(disclaimer: some of my most talented colleagues, hires and co-workers have had the tats, so shows how much I know.)
Bonus link goes to Eyebrow-Raising Tattoos from The Smoking Gun.
- 7:19 PM
December 05, 2006
This is apparently from some pernicious chain letter going around, via Brian Tannenbaum's Criminal Defense blog:
The Criminalization of Life
Scenario: Jack pulls into school parking lot with rifle in gun rack.
1973.....Vice Principal comes over, takes a look at Jack's rifle, goes to his car and gets his to show Jack.
2006 ......School goes into lockdown, FBI called, Jack hauled off to jail and never sees his truck or gun again. Counselors called in for traumatized students and teachers...

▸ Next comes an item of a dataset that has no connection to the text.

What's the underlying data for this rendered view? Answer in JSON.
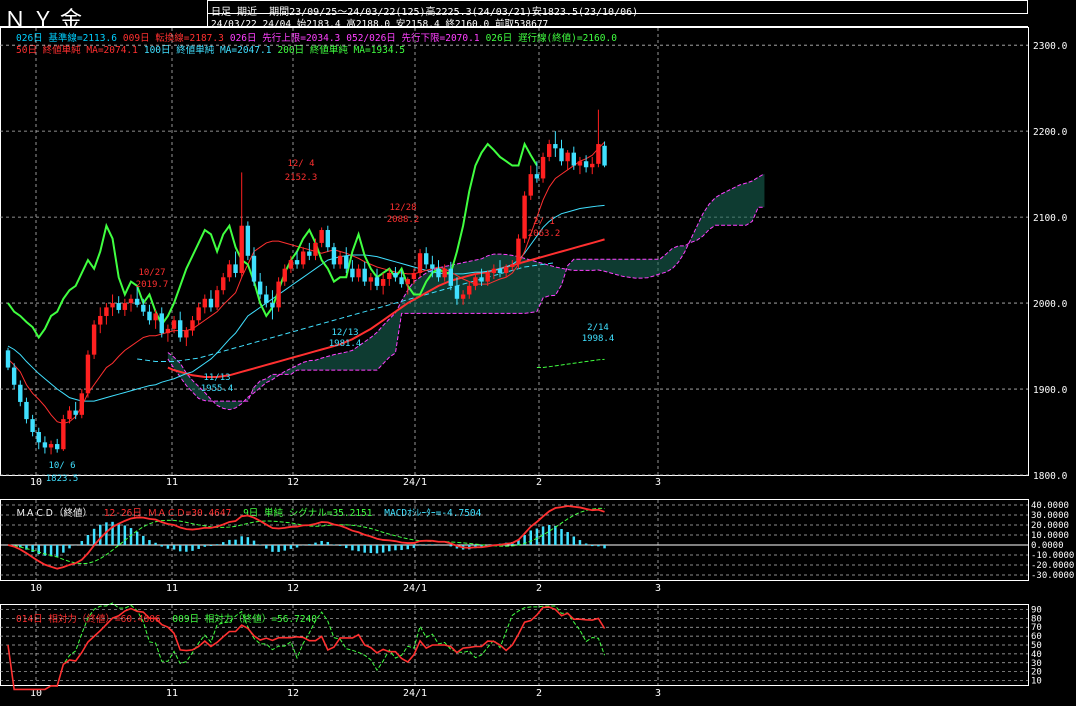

That first one is very Idaho circa my high school years. I'm ever grateful that I am not coming up these days. I think back, not so fondly, to the dumb things I did back then, only to get off with a warning or a driver safety class. My poor parents then, my poor kid clients now...
- 8:31 PM
December 04, 2006
December 03, 2006
Stop Jailing the Juvies...
(R)ather than promoting public safety, detention — the pretrial “jailing” of youth not yet found delinquent — may contribute to future offenses...
I have a number of clients in pre-trial detention. At least one is in an especially frustrating bureaucratic limbo: not adjudicated, and ordered to treatment to attempt to restore competency, but with no hospital bed open 'til December 11, my client continues to sit in detention.
- 7:07 PM